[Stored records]
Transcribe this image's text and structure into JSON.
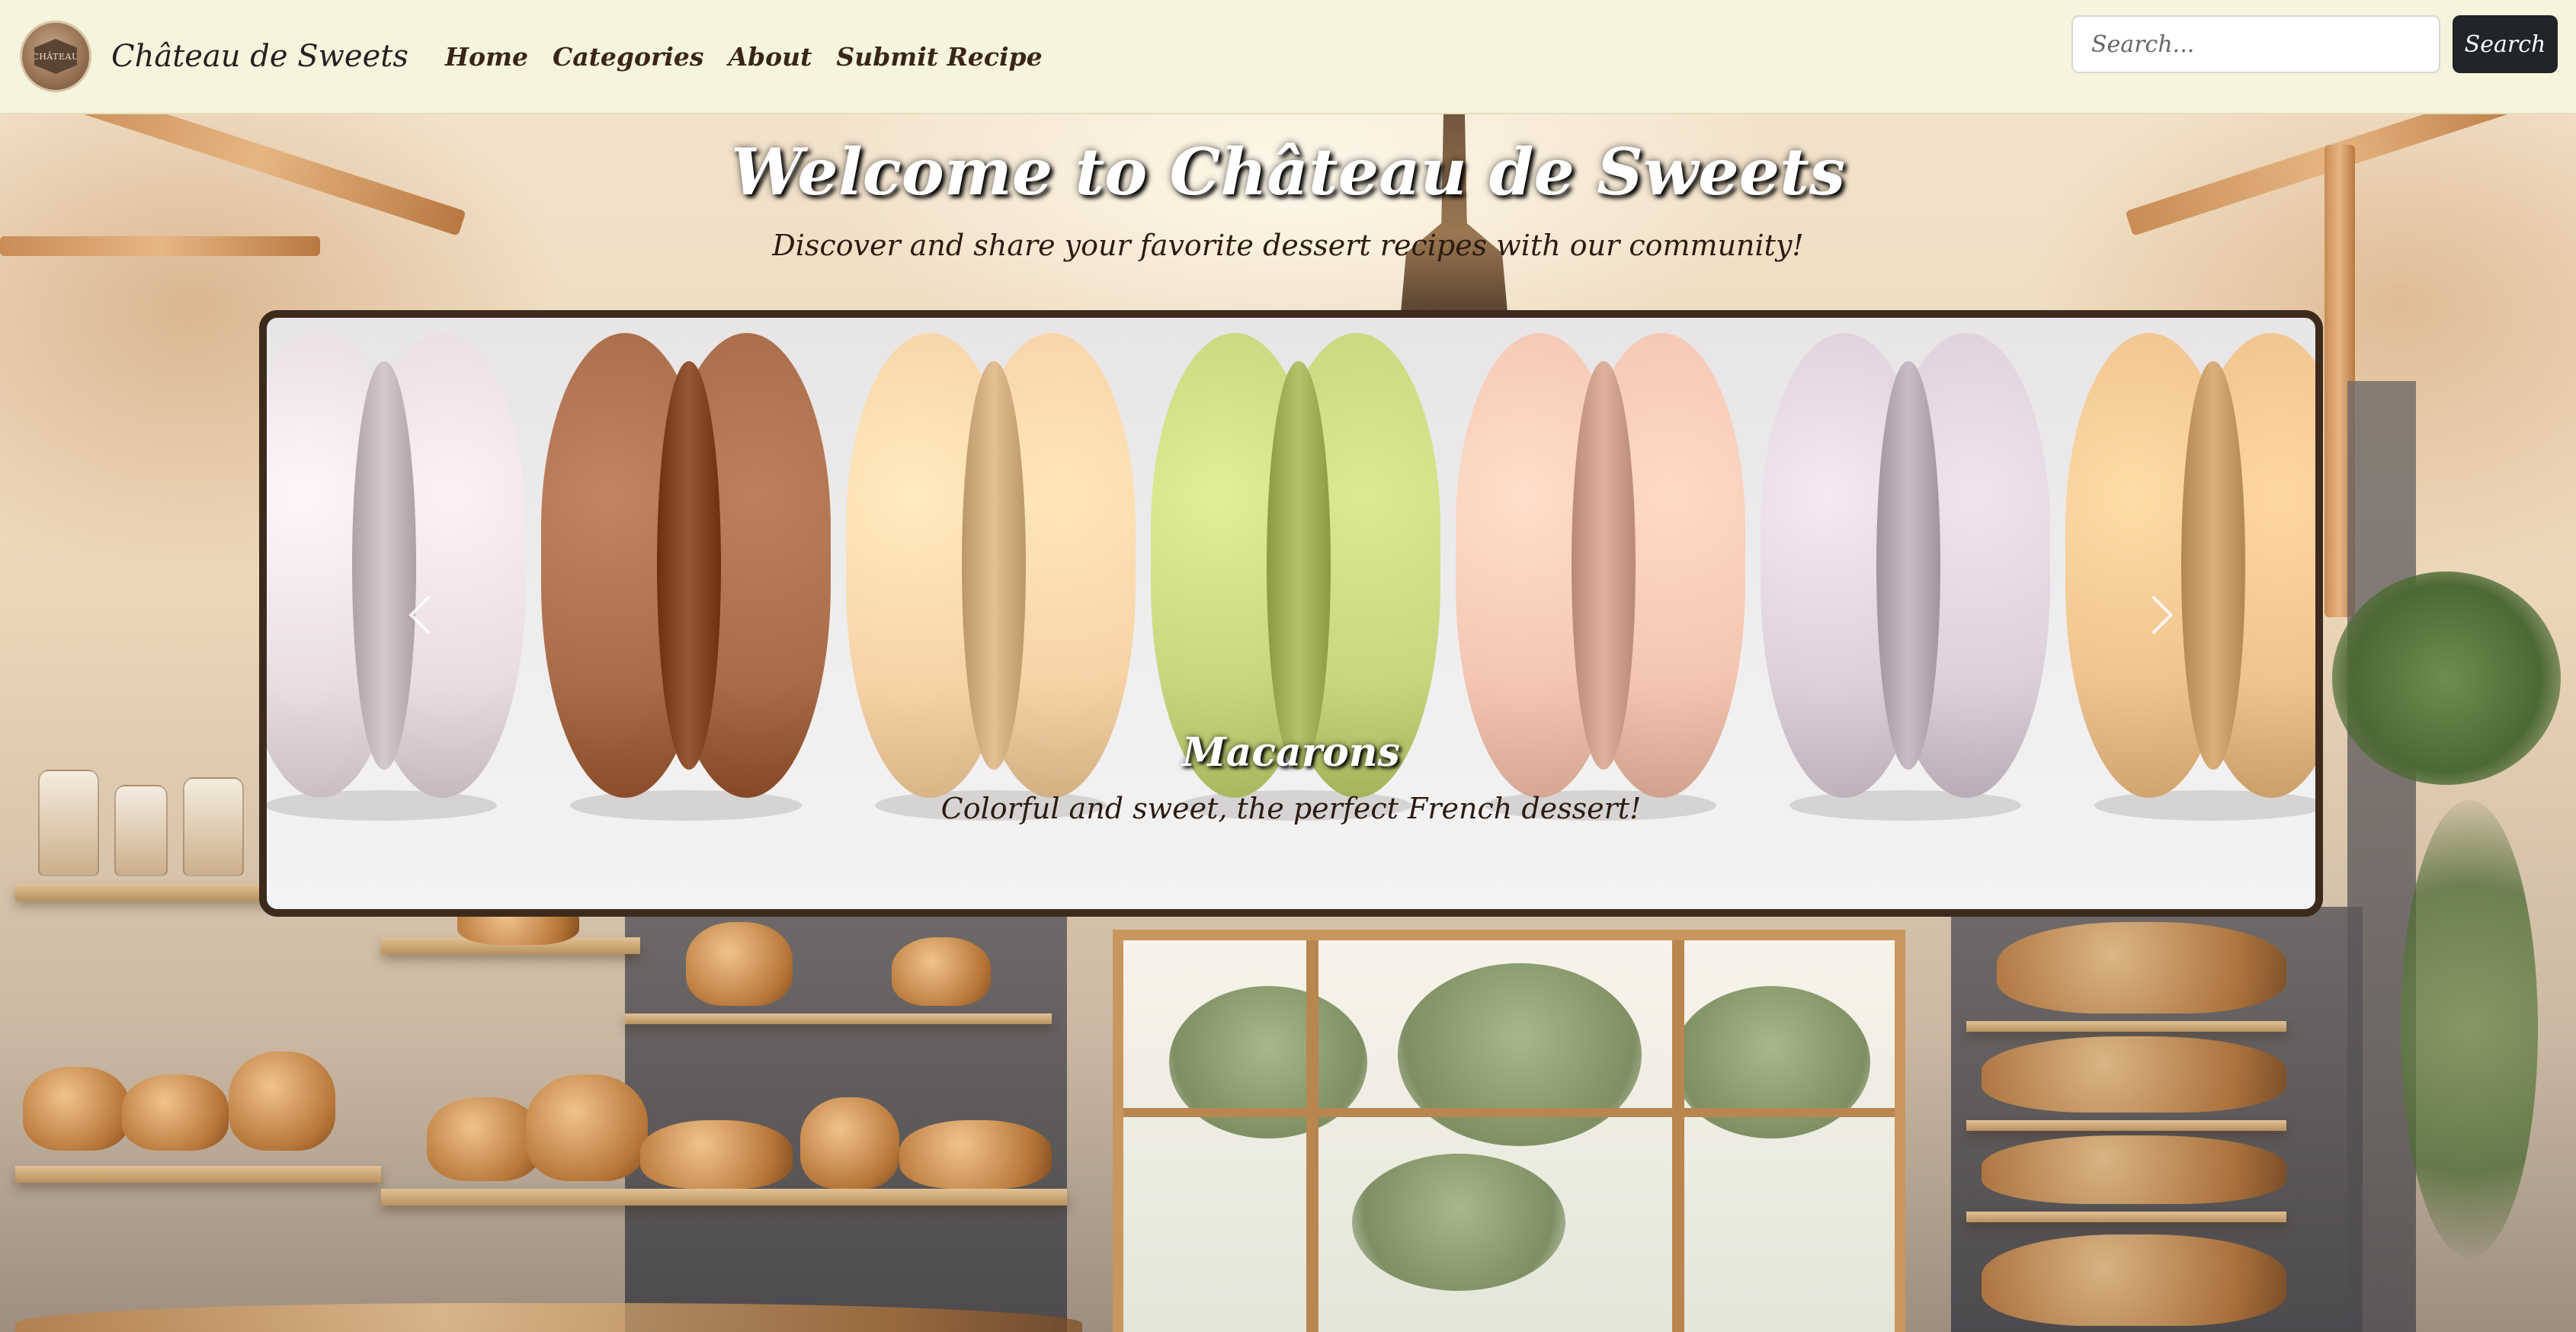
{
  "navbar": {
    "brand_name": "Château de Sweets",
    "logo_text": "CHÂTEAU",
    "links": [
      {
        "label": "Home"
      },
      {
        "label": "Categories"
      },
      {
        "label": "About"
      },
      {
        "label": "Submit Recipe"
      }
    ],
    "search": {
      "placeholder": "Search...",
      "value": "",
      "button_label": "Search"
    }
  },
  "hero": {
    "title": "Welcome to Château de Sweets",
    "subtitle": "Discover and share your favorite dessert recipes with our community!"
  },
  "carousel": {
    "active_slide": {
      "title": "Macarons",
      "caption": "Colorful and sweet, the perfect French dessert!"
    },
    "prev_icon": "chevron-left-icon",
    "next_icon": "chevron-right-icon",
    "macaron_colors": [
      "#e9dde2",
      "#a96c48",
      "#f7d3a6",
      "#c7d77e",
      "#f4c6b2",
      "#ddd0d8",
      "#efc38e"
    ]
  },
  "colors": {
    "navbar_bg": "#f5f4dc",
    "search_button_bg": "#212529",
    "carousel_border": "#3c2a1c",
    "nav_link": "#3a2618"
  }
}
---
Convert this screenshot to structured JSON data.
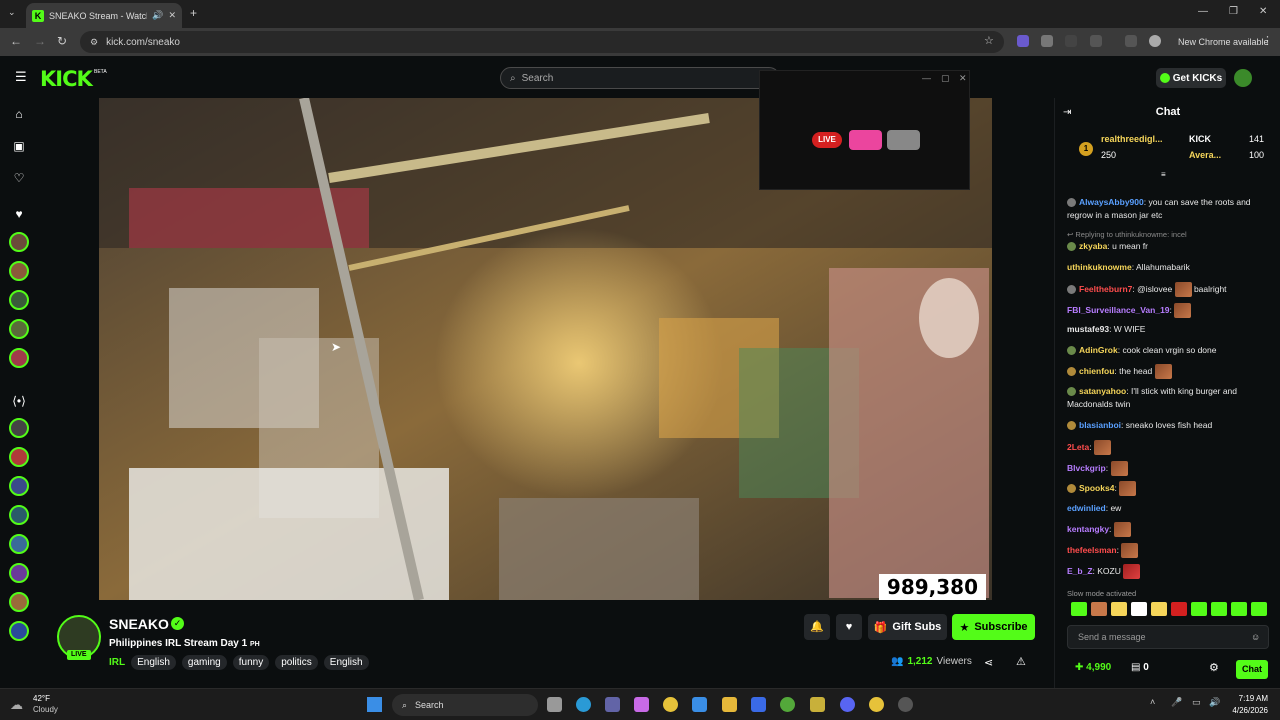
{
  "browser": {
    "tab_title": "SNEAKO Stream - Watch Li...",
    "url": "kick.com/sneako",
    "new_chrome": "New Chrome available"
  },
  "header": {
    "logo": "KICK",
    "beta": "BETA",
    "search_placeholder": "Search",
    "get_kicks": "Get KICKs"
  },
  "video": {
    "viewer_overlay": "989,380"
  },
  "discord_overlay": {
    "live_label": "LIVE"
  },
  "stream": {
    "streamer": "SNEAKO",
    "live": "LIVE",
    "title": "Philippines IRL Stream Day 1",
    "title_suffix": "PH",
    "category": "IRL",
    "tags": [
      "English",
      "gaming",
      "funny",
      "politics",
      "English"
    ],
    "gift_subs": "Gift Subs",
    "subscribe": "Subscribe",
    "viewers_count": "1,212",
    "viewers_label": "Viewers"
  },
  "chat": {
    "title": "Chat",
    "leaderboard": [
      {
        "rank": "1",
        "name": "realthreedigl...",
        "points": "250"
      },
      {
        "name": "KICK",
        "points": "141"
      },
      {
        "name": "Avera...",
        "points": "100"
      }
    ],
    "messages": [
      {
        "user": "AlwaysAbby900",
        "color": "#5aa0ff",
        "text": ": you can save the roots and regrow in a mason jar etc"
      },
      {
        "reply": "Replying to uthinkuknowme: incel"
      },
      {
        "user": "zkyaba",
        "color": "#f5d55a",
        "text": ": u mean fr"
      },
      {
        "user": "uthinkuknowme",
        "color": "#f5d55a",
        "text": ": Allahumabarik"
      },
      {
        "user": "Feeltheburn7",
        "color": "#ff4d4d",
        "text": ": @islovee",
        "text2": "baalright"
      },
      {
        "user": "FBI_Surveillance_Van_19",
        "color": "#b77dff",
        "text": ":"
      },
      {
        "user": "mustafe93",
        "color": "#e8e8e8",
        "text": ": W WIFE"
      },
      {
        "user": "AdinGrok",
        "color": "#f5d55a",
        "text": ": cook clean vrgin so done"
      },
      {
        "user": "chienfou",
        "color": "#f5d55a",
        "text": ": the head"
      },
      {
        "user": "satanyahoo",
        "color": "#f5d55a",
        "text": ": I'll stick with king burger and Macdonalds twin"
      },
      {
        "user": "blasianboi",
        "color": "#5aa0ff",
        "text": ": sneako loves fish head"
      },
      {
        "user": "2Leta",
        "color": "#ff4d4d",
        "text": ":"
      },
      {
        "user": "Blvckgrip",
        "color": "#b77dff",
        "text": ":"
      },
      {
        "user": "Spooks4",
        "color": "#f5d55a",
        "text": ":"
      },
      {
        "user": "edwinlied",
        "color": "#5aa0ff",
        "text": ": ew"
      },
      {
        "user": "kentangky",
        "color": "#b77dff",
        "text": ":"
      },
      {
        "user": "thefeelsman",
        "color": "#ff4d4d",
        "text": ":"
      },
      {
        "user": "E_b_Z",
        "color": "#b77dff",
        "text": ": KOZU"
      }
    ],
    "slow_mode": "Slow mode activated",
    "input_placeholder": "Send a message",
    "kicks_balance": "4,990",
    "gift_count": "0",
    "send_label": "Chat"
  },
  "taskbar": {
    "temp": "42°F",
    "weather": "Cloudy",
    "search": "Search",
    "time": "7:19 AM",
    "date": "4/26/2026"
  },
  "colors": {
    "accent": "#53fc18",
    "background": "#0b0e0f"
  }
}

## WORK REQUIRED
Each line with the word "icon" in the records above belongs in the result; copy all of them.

## RESPONSE
    "prev_icon": "chevron-left-icon",
    "next_icon": "chevron-right-icon",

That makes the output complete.